ASSIGNMENT: Look through the data below. Collect every line where the word "files" occurs.

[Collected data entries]
☆ ☆ ☆ ☆ ☆ ☆ ☆
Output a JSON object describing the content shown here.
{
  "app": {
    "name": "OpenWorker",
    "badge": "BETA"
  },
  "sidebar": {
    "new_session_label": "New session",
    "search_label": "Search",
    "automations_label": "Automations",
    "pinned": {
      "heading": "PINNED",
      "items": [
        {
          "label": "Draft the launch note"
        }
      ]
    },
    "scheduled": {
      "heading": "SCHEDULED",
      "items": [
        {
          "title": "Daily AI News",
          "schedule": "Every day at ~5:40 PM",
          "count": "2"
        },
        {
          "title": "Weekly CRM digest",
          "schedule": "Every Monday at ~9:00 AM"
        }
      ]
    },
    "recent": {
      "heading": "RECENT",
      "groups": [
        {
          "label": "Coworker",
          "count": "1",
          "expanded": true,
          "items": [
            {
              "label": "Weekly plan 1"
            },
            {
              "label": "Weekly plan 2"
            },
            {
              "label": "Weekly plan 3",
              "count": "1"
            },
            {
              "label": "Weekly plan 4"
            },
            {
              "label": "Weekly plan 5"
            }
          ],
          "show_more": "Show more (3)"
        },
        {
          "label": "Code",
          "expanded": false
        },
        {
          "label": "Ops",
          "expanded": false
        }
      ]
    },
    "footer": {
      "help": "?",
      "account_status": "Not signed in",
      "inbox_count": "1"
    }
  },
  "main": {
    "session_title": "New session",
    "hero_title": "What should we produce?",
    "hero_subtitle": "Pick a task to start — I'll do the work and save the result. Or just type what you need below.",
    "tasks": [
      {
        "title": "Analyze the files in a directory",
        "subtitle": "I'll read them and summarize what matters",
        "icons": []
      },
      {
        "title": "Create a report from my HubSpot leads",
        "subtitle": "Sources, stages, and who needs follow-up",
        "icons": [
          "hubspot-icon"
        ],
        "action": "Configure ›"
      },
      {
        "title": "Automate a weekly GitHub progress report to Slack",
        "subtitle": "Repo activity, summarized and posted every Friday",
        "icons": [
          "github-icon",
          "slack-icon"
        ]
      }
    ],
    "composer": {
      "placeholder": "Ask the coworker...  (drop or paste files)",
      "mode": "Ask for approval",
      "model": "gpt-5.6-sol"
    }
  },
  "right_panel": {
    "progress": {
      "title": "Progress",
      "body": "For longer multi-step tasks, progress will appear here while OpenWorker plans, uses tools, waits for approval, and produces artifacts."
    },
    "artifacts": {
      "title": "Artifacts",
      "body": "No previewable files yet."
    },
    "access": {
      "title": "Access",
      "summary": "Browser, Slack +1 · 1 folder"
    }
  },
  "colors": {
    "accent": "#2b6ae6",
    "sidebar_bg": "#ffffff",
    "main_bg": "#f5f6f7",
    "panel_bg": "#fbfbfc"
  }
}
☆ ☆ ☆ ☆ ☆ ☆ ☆
RESULT OF THIS EXERCISE:
        "title": "Analyze the files in a directory",
      "placeholder": "Ask the coworker...  (drop or paste files)",
      "body": "No previewable files yet."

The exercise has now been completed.